Exercise requirements:
The response must contain every line from the records below that has "this".

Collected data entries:
● ● ● ● ●

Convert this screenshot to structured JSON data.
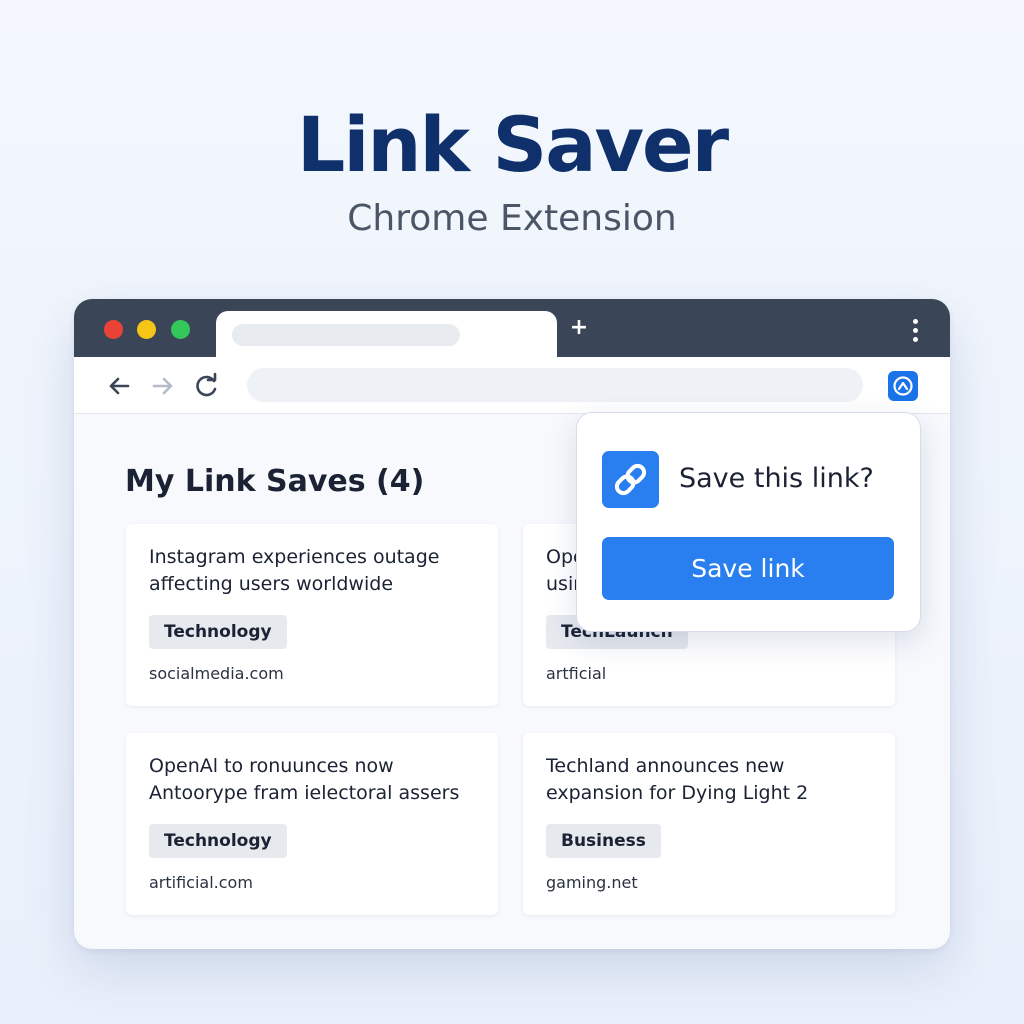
{
  "hero": {
    "title": "Link Saver",
    "subtitle": "Chrome Extension"
  },
  "browser": {
    "new_tab_symbol": "+",
    "icons": {
      "back": "arrow-left-icon",
      "forward": "arrow-right-icon",
      "reload": "reload-icon",
      "extension": "link-saver-extension-icon",
      "menu": "kebab-menu-icon"
    }
  },
  "page": {
    "heading": "My Link Saves (4)",
    "cards": [
      {
        "title": "Instagram experiences outage affecting users worldwide",
        "tag": "Technology",
        "domain": "socialmedia.com"
      },
      {
        "title": "Ope",
        "title_line2": "usir",
        "tag": "TechLaunch",
        "domain": "artficial"
      },
      {
        "title": "OpenAl to ronuunces now Antoorype fram ielectoral assers",
        "tag": "Technology",
        "domain": "artificial.com"
      },
      {
        "title": "Techland announces new expansion for Dying Light 2",
        "tag": "Business",
        "domain": "gaming.net"
      }
    ]
  },
  "popup": {
    "question": "Save this link?",
    "button_label": "Save link",
    "icon": "link-icon"
  },
  "colors": {
    "accent": "#2a7ff0",
    "title_blue": "#10306b",
    "titlebar": "#3a4558"
  }
}
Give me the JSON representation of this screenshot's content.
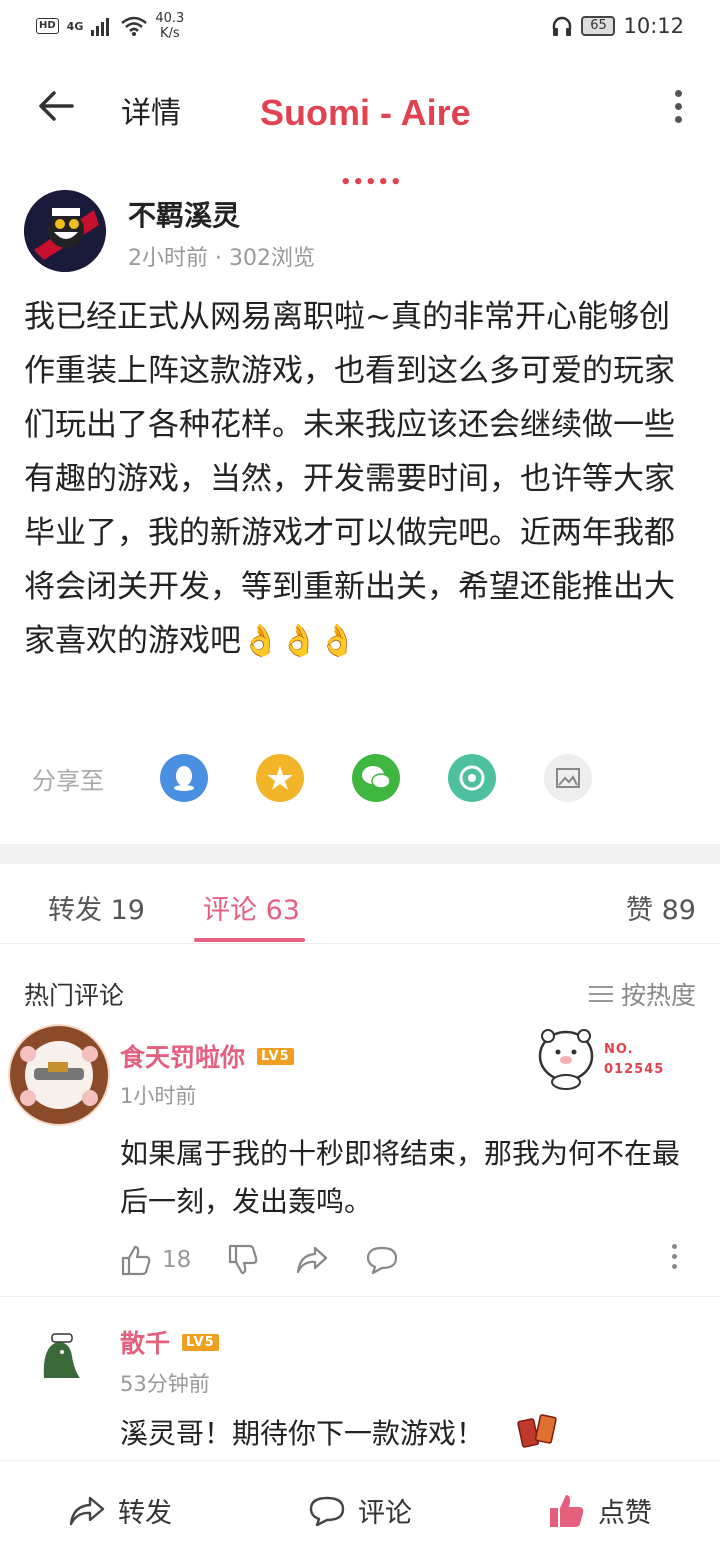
{
  "status_bar": {
    "hd": "HD",
    "signal": "4G",
    "speed_value": "40.3",
    "speed_unit": "K/s",
    "battery": "65",
    "time": "10:12"
  },
  "header": {
    "title": "详情",
    "watermark": "Suomi - Aire",
    "dots": "•••••"
  },
  "post": {
    "author": "不羁溪灵",
    "time": "2小时前",
    "separator": "·",
    "views": "302浏览",
    "content": "我已经正式从网易离职啦~真的非常开心能够创作重装上阵这款游戏，也看到这么多可爱的玩家们玩出了各种花样。未来我应该还会继续做一些有趣的游戏，当然，开发需要时间，也许等大家毕业了，我的新游戏才可以做完吧。近两年我都将会闭关开发，等到重新出关，希望还能推出大家喜欢的游戏吧👌👌👌"
  },
  "share": {
    "label": "分享至",
    "targets": [
      {
        "name": "qq",
        "color": "#4a90e2"
      },
      {
        "name": "qzone",
        "color": "#f2b52a"
      },
      {
        "name": "wechat",
        "color": "#3fb63f"
      },
      {
        "name": "moments",
        "color": "#4ec0a0"
      },
      {
        "name": "save-image",
        "color": "#eeeeee"
      }
    ]
  },
  "tabs": {
    "repost": "转发 19",
    "comments": "评论 63",
    "likes": "赞 89"
  },
  "comments_section": {
    "hot_label": "热门评论",
    "sort_label": "按热度"
  },
  "comments": [
    {
      "user": "食天罚啦你",
      "level": "LV5",
      "time": "1小时前",
      "text": "如果属于我的十秒即将结束，那我为何不在最后一刻，发出轰鸣。",
      "likes": "18",
      "badge_no": "NO.",
      "badge_num": "012545"
    },
    {
      "user": "散千",
      "level": "LV5",
      "time": "53分钟前",
      "text": "溪灵哥！期待你下一款游戏！"
    }
  ],
  "bottom_bar": {
    "repost": "转发",
    "comment": "评论",
    "like": "点赞"
  }
}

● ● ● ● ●

Written answer:
Convert this screenshot to structured JSON data.
    "question": "Save this link?",
Give me the JSON representation of this screenshot's content.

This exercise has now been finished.